*** Data shown Section Begins ***
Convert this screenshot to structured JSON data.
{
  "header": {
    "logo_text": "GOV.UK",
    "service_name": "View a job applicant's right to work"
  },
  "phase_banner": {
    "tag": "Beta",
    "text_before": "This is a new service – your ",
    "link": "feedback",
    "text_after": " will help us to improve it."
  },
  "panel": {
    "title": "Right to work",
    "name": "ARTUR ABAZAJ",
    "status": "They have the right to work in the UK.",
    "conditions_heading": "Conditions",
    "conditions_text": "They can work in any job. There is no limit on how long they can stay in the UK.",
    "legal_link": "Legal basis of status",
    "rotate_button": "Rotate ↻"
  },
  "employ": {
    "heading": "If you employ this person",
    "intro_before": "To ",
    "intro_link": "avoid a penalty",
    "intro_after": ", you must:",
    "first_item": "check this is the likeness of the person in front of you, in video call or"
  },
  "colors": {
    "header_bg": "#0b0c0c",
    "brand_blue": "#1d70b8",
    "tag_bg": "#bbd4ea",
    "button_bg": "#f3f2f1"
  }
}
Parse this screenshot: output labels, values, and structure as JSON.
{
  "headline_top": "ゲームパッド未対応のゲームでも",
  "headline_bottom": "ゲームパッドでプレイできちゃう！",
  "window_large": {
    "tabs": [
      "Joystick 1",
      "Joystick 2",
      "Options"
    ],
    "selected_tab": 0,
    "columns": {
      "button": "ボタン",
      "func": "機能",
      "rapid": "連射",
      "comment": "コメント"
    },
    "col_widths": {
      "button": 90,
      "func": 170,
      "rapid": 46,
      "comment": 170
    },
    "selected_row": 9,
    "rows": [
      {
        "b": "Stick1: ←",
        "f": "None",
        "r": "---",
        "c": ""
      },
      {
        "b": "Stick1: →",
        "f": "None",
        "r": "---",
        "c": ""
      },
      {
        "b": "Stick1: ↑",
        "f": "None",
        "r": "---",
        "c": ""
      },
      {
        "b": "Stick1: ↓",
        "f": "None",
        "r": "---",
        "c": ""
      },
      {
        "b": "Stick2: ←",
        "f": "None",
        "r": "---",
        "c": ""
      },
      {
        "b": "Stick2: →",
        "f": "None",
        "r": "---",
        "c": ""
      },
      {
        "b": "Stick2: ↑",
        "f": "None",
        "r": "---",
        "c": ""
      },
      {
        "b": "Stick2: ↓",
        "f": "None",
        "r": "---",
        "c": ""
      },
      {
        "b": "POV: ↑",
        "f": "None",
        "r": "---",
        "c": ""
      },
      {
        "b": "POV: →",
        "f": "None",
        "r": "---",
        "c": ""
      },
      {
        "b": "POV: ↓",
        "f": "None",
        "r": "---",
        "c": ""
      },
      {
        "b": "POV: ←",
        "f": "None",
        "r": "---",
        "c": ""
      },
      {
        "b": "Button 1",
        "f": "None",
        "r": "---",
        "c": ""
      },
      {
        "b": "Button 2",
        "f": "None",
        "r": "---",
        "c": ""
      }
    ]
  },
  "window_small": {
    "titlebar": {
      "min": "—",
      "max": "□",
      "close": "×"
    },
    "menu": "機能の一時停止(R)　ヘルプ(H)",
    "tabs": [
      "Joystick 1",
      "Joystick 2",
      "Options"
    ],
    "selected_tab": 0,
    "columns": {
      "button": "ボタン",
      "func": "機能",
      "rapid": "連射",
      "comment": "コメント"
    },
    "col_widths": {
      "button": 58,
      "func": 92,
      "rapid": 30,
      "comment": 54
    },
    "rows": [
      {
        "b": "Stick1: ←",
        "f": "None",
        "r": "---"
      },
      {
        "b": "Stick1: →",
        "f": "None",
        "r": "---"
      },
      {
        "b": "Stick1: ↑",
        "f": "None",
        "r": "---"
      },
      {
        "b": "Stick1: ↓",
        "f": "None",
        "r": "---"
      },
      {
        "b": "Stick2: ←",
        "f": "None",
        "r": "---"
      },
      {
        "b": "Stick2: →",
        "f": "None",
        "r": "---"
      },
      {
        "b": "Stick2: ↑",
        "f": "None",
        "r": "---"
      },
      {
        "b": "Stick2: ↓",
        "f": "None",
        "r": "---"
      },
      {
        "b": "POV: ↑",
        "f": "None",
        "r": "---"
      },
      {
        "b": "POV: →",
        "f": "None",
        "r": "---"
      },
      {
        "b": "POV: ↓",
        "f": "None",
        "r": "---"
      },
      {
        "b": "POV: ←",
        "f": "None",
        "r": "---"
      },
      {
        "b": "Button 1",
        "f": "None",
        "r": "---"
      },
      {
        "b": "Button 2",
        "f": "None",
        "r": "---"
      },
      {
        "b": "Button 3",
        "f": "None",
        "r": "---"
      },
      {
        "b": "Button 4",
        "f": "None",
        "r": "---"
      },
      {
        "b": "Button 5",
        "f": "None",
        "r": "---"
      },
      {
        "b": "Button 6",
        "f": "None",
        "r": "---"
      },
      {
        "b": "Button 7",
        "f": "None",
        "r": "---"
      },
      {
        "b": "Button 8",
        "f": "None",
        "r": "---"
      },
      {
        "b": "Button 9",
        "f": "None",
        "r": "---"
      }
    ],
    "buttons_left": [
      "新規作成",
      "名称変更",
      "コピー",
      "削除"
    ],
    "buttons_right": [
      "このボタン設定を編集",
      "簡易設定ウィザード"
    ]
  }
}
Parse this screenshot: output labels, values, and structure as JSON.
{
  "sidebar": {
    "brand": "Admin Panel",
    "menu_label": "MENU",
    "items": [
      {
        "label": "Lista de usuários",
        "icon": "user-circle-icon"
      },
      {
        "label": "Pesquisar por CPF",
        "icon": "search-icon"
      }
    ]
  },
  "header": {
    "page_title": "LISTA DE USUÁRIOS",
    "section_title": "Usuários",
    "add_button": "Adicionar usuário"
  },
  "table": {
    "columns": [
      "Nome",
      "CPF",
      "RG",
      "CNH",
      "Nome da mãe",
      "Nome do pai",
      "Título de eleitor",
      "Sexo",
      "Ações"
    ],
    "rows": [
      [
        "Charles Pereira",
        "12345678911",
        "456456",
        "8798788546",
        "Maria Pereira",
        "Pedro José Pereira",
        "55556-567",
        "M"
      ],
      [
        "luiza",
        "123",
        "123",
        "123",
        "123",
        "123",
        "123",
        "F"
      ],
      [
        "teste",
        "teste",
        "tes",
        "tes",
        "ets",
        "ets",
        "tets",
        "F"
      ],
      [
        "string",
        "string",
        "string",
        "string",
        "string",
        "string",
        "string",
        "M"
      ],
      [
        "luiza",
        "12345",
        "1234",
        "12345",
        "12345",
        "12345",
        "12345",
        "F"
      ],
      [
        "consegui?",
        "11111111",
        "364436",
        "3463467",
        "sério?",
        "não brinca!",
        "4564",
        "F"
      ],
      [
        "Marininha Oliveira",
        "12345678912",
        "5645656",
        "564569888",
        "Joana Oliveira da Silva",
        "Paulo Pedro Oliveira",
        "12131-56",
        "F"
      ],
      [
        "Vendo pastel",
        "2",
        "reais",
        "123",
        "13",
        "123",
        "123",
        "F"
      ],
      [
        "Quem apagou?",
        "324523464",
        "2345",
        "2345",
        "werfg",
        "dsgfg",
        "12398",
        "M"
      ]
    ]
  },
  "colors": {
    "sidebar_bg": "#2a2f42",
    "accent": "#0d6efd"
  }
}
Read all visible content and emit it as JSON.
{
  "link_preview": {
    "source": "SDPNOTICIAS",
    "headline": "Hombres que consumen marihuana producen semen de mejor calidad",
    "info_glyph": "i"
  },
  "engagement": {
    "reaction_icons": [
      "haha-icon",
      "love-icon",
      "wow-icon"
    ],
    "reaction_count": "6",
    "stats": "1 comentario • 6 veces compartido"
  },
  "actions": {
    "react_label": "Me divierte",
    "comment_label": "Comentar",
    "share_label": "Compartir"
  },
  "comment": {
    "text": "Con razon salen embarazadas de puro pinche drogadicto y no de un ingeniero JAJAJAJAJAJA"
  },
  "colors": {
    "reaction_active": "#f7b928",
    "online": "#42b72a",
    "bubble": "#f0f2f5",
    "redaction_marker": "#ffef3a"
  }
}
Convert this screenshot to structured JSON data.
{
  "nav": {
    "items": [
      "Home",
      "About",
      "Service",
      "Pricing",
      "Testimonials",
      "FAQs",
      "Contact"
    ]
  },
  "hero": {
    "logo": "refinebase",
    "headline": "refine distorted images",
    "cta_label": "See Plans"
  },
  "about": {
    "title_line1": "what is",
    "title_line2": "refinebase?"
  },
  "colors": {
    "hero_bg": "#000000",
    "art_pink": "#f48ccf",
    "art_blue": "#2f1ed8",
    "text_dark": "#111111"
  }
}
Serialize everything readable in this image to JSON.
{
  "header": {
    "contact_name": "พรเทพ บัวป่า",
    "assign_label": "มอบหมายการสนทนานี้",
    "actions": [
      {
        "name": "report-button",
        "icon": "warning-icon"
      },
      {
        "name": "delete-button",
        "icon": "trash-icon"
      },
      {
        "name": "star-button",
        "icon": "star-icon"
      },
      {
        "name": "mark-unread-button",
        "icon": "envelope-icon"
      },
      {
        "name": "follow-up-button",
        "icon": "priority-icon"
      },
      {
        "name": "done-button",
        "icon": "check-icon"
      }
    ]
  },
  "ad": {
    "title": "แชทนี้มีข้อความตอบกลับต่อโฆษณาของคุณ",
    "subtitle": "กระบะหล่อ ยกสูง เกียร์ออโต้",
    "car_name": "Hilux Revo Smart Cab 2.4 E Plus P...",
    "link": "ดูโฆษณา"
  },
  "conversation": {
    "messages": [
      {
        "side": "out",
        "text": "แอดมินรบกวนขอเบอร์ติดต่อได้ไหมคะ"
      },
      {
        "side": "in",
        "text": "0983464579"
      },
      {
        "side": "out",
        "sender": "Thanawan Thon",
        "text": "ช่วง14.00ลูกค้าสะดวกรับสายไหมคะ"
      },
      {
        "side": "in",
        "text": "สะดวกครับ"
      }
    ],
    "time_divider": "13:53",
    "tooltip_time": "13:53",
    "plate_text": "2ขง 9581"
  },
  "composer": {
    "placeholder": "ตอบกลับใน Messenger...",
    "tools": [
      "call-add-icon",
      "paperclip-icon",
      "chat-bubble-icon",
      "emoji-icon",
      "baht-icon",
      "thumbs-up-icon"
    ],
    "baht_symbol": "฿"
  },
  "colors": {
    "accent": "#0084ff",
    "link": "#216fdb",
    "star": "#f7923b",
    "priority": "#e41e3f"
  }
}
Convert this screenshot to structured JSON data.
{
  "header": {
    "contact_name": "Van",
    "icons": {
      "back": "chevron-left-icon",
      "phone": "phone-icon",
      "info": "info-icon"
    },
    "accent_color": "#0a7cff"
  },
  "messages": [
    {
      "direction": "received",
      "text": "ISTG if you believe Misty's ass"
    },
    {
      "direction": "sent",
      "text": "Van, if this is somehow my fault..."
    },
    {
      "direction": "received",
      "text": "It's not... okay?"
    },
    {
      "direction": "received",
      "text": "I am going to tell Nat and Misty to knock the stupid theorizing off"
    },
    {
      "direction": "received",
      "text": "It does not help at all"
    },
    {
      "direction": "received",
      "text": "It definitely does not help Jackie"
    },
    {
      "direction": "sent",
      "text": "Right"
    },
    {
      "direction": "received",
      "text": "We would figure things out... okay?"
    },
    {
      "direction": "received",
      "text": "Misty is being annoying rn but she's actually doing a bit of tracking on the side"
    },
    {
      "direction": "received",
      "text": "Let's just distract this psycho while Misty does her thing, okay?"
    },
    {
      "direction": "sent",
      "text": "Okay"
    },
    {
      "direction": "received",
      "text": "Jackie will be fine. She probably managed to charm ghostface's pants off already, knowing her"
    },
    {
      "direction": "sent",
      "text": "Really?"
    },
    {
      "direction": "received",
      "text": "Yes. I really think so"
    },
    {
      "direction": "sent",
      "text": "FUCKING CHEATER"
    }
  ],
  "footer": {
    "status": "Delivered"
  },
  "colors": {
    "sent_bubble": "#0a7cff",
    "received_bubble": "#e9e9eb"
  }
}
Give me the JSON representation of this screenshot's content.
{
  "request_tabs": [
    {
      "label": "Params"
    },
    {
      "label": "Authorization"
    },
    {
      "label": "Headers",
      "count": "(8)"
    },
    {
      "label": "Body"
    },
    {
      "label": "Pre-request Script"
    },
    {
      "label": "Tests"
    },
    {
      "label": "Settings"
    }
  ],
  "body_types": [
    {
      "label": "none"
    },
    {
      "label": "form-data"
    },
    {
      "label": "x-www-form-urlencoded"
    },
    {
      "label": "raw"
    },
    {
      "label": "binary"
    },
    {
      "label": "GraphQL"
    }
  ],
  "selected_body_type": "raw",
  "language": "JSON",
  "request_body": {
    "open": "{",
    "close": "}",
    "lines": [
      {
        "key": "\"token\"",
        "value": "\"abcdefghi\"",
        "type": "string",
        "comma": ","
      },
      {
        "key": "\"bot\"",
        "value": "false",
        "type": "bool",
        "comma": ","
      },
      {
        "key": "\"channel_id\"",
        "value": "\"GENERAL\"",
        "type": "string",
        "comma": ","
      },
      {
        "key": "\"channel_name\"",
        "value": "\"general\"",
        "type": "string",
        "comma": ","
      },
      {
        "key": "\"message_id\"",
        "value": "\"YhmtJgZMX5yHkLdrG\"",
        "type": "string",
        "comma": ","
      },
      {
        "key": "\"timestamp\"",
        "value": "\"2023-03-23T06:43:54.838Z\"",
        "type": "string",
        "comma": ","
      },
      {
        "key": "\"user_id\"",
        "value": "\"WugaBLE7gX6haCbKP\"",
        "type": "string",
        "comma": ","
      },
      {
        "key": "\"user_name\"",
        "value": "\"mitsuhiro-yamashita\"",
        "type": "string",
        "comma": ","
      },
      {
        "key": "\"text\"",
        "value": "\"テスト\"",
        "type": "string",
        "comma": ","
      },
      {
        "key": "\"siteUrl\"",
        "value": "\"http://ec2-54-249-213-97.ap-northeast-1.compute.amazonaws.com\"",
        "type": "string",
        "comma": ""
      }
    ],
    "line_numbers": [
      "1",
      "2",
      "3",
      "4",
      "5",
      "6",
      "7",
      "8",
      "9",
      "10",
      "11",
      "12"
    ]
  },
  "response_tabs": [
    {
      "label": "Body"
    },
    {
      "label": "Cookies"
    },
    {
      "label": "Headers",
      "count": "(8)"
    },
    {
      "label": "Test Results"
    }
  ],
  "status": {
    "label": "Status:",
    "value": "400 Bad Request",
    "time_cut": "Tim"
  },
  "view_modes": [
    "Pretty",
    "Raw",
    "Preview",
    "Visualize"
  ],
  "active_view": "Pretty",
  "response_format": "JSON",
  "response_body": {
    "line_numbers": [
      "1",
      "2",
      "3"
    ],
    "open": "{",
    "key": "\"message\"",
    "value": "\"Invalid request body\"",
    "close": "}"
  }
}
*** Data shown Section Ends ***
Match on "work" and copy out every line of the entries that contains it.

● Your response
    "service_name": "View a job applicant's right to work"
    "title": "Right to work",
    "status": "They have the right to work in the UK.",
    "conditions_text": "They can work in any job. There is no limit on how long they can stay in the UK.",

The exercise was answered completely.